Kyle Morawski

Kyle Morawski

The Next Generation is a BWH Clinical & Research News (CRN) column penned by residents, fellows and postdocs. This month’s column is written by Kyle Morawski, MD, a research fellow in Implementation Research in the newly-formed Center for Healthcare Delivery Sciences (C4HDS).

Healthcare is (rightly) viewed as an evidence-based profession, yet not all practices are data-driven. I can recall sitting in my outpatient practice office during residency and reviewing my schedule only to find that nearly 50 percent of my patients that day were being seen for follow-up of chronic disease, oftentimes well-controlled ones. Maybe it is just me, I thought, so I perused the schedules of a few other doctors and found a similar situation. Perhaps due to good traffic or plenty of coffee, I found myself with a moment to ponder how one decides on the proper follow-up. Why is it that a patient with hypertension is seen every six months, despite years of good control? How do we decide when a well-controlled diabetic should return to the doctor’s office? Is four months too soon, is 10 months too late?

For me, I was following the practice of my preceptor. But the more I thought about it, the more I realized that many of my decisions each day are not based on evidence but rather on imitation. When I choose to listen to someone’s heart and lungs in clinic, it isn’t because I read a review from JAMA’s Rational Clinical Exam, but rather because I always listen to the heart and lungs. When I recommend a four-day burst or a 10-day taper of steroids for asthma flare, it is because that is what my mentor taught me rather than what the medical literature says. These “judgment calls” are sometimes referred to as the art of medicine, and I would argue that the intricacies of these decisions are what makes it impossible for computer algorithms to fully take over medical care.

At the same time as I honor the art of medicine, I contend that the search for evidence in medical practice is critical for the field to move forward. This is why I decided to join the Center for Healthcare Delivery Science (C4HDS), which is designing and rigorously testing interventions to improve the lives of patients. This was not an easy choice for me. I was told more than once by my fellow residents that they were surprised by my decision to not pursue a career of 100 percent clinical practice. I was surprised about my decision as well. What swayed me was that C4HDS was as close to affecting clinical practice as research could get. Where some studies are performed on large databases that improve the knowledge of practitioners, I wanted to be involved with research that will improve patients’ lives. The apposition of the researcher’s conference room and the doctor’s clinical room is what I am interested in.

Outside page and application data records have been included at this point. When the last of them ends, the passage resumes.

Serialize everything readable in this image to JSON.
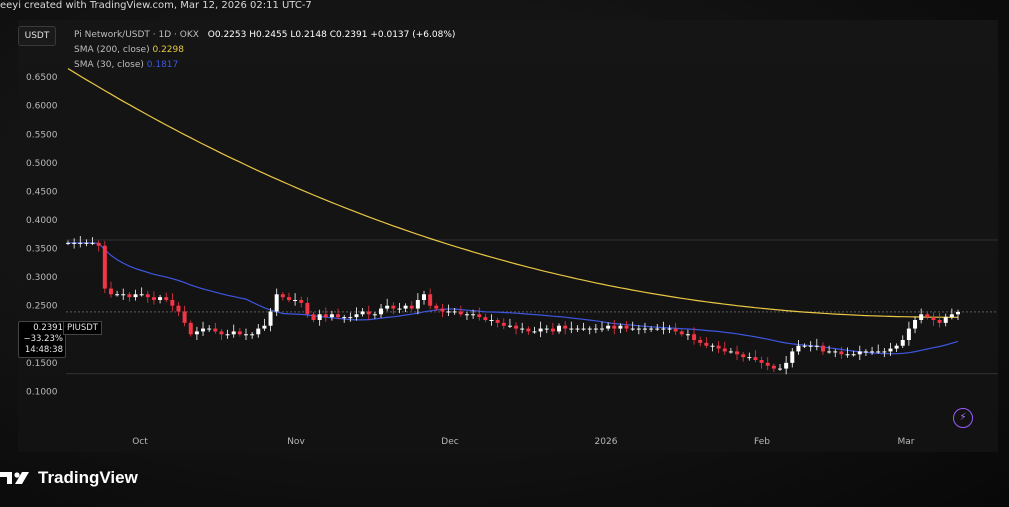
{
  "watermark": "eeyi created with TradingView.com, Mar 12, 2026 02:11 UTC-7",
  "unit_tag": "USDT",
  "legend": {
    "title": "Pi Network/USDT · 1D · OKX",
    "ohlc": "O0.2253  H0.2455  L0.2148  C0.2391  +0.0137 (+6.08%)",
    "sma200_label": "SMA (200, close)",
    "sma200_value": "0.2298",
    "sma30_label": "SMA (30, close)",
    "sma30_value": "0.1817"
  },
  "price_box": {
    "price": "0.2391",
    "change": "−33.23%",
    "countdown": "14:48:38"
  },
  "symbol_tag": "PIUSDT",
  "brand": {
    "name": "TradingView",
    "icon": "tradingview-logo-icon"
  },
  "bolt_icon": "lightning-icon",
  "colors": {
    "up": "#ffffff",
    "down": "#f23645",
    "sma200": "#e9c743",
    "sma30": "#3d56e0"
  },
  "chart_data": {
    "type": "candlestick",
    "y_ticks": [
      "0.6500",
      "0.6000",
      "0.5500",
      "0.5000",
      "0.4500",
      "0.4000",
      "0.3500",
      "0.3000",
      "0.2500",
      "0.2000",
      "0.1500",
      "0.1000"
    ],
    "x_ticks": [
      "Oct",
      "Nov",
      "Dec",
      "2026",
      "Feb",
      "Mar"
    ],
    "ylim": [
      0.085,
      0.68
    ],
    "close_series": [
      0.36,
      0.36,
      0.36,
      0.36,
      0.36,
      0.355,
      0.28,
      0.27,
      0.27,
      0.27,
      0.265,
      0.27,
      0.27,
      0.265,
      0.26,
      0.265,
      0.26,
      0.25,
      0.24,
      0.22,
      0.2,
      0.205,
      0.21,
      0.21,
      0.205,
      0.2,
      0.2,
      0.205,
      0.2,
      0.2,
      0.2,
      0.21,
      0.215,
      0.24,
      0.27,
      0.265,
      0.26,
      0.26,
      0.255,
      0.235,
      0.225,
      0.235,
      0.23,
      0.235,
      0.23,
      0.23,
      0.23,
      0.235,
      0.24,
      0.235,
      0.235,
      0.245,
      0.25,
      0.245,
      0.245,
      0.25,
      0.245,
      0.26,
      0.27,
      0.25,
      0.245,
      0.24,
      0.24,
      0.24,
      0.235,
      0.235,
      0.235,
      0.23,
      0.225,
      0.225,
      0.22,
      0.215,
      0.215,
      0.21,
      0.21,
      0.205,
      0.205,
      0.21,
      0.21,
      0.205,
      0.215,
      0.21,
      0.21,
      0.21,
      0.21,
      0.21,
      0.21,
      0.21,
      0.215,
      0.21,
      0.215,
      0.21,
      0.21,
      0.21,
      0.21,
      0.21,
      0.21,
      0.21,
      0.21,
      0.205,
      0.2,
      0.2,
      0.19,
      0.185,
      0.18,
      0.18,
      0.175,
      0.17,
      0.17,
      0.165,
      0.16,
      0.16,
      0.155,
      0.15,
      0.145,
      0.14,
      0.14,
      0.15,
      0.17,
      0.18,
      0.18,
      0.18,
      0.18,
      0.17,
      0.17,
      0.17,
      0.165,
      0.165,
      0.165,
      0.17,
      0.17,
      0.17,
      0.17,
      0.17,
      0.175,
      0.18,
      0.19,
      0.21,
      0.225,
      0.235,
      0.23,
      0.225,
      0.22,
      0.23,
      0.235,
      0.2391
    ]
  }
}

While trying to reconcile what I see in The New England Journal and what I do in clinical practice, I hope to assist C4HDS in continually keeping the Harvard Medical School goal of “alleviating human suffering caused by disease” as present as possible. I hope to keep asking, “Why?” while I am in clinic, and optimize our health care practices to find the most efficient system through innovation If this means I see a patient for well controlled blood pressure every 12 months instead of every six, then that is what I should do. If I can assist with managing a patient’s diabetes over the phone rather than have them come in to the office without compromising care, I need to have that practice. Getting to the essentials in health care to achieve optimal health is what I want to do.

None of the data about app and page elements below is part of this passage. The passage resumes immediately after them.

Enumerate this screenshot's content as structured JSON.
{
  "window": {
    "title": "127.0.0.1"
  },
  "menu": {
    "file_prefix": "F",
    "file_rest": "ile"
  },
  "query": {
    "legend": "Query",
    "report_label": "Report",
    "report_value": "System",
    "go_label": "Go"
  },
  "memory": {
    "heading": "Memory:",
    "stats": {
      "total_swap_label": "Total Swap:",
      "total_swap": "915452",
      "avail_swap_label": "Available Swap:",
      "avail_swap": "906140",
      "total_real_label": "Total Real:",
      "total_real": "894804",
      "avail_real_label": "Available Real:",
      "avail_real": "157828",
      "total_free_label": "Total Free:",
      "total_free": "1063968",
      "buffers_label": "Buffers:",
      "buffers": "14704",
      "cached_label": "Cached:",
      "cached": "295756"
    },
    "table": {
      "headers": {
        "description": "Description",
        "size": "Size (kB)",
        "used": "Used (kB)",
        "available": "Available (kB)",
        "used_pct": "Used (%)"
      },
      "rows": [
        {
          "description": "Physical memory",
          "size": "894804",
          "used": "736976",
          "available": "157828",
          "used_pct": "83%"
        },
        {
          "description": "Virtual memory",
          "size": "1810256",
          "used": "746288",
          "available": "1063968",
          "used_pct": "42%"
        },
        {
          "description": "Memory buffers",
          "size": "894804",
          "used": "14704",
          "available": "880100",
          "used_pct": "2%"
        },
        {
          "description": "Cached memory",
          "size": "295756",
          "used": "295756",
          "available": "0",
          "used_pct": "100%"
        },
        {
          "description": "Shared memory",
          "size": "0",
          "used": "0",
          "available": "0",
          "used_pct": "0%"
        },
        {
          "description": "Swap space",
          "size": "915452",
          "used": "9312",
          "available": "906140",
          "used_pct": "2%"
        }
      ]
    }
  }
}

Through my fellowship with the Center for Healthcare Delivery Science, I hope to gain the skills necessary for rigorous evaluation of the everyday activities that patients and providers do in order to guide both parties to optimal practices for achieving health. Making research more applicable and widely usable so that patients’ lives are positively affected will be the goal and metric for success.